I was deeply wounded, but had to do this.
He remained in a saturated drunken state for about two weeks, keeping the tv shop and gym closed and using the hurricane as an excuse. No income. No work.
Our lives eventually returned to normal in the days following. However, the deep wounds of my own soul remained septic. I was poisoned by the terror. I had no one to tell my story to and no one to listen to me fully, so I held it all inside.
Sure, there were the few who might say ‘anytime’ you need to talk, but honestly, when was anytime? How do you show a person all that you have been hiding and dealing with emotionally without creating an uprising or feelings of judgment?
His drinking escalated to an epic high that served as the impetus for a complete change in his lifestyle. The hurricane pulled this out of him like an infected tooth! His sneaking around to access the drink, disappearing to the shop for days, driving drunk, collecting change and walking the streets with the local dirty scum just to get beer worsened. He completely checked out from life, family and our work.

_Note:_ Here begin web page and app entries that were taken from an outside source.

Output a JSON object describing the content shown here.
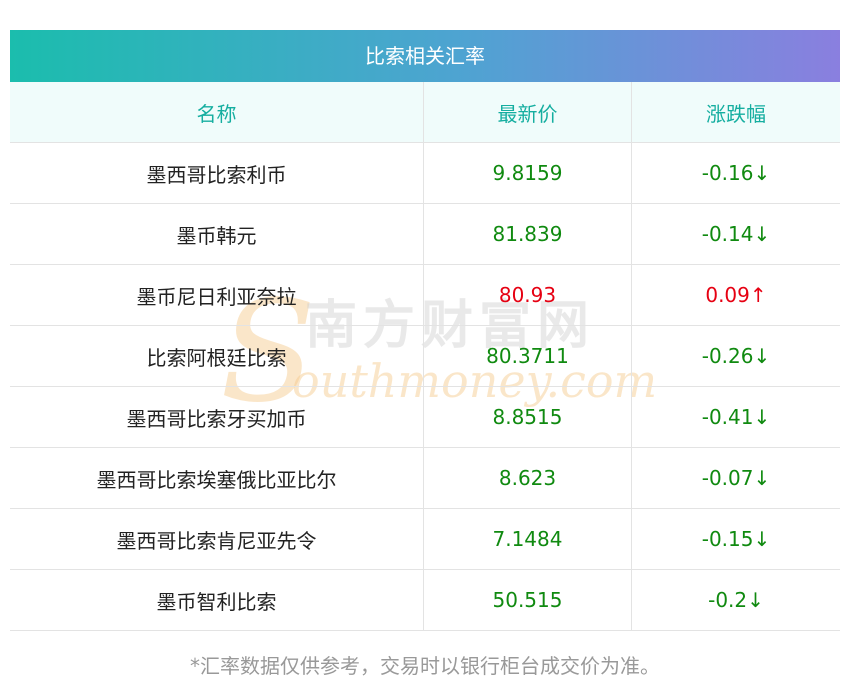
{
  "table": {
    "title": "比索相关汇率",
    "headers": [
      "名称",
      "最新价",
      "涨跌幅"
    ],
    "rows": [
      {
        "name": "墨西哥比索利币",
        "price": "9.8159",
        "change": "-0.16↓",
        "color": "#108a10"
      },
      {
        "name": "墨币韩元",
        "price": "81.839",
        "change": "-0.14↓",
        "color": "#108a10"
      },
      {
        "name": "墨币尼日利亚奈拉",
        "price": "80.93",
        "change": "0.09↑",
        "color": "#e60012"
      },
      {
        "name": "比索阿根廷比索",
        "price": "80.3711",
        "change": "-0.26↓",
        "color": "#108a10"
      },
      {
        "name": "墨西哥比索牙买加币",
        "price": "8.8515",
        "change": "-0.41↓",
        "color": "#108a10"
      },
      {
        "name": "墨西哥比索埃塞俄比亚比尔",
        "price": "8.623",
        "change": "-0.07↓",
        "color": "#108a10"
      },
      {
        "name": "墨西哥比索肯尼亚先令",
        "price": "7.1484",
        "change": "-0.15↓",
        "color": "#108a10"
      },
      {
        "name": "墨币智利比索",
        "price": "50.515",
        "change": "-0.2↓",
        "color": "#108a10"
      }
    ]
  },
  "watermark": {
    "cn": "南方财富网",
    "en": "outhmoney.com",
    "letter": "S"
  },
  "footnote": "*汇率数据仅供参考，交易时以银行柜台成交价为准。"
}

Today, one year later, he is still alcohol free. He has removed the ‘daily drinkers’ and partiers from his life. He says NO to weddings, dinner and gatherings where alcohol is even a remote possibility. He will not spend time with family if they are sitting around drinking. He has slowly eradicated the drunks and bros from his life that he use to hang out with, clearing a path for the possibility of new, fulfilling and healthy friendships.
The opportunities for healing since that night of absolute terror have been abundant. I have grown so much in the year in terms of expression and power.
I love my husband deeply and fully.
Where most wives, sons, daughters, family and friends would have left him to die in his own vomit and blood, I took up my sword for battle. The road to healing is still ongoing, as he learns to fight his own demons daily without numbing his own toxic and abused past.
Don’t get me wrong, I am no coward and will stand TALL for myself and will not ever let him or anyone put me in a situation like this again.
I, one year later, am grateful for the hurricane and all of the emotional terror I experienced in direct relation to it. It’s impact on my life was the necessary storm for change and healing.
“Life’s roughest storms prove the STRENGTH of our anchors”-unknown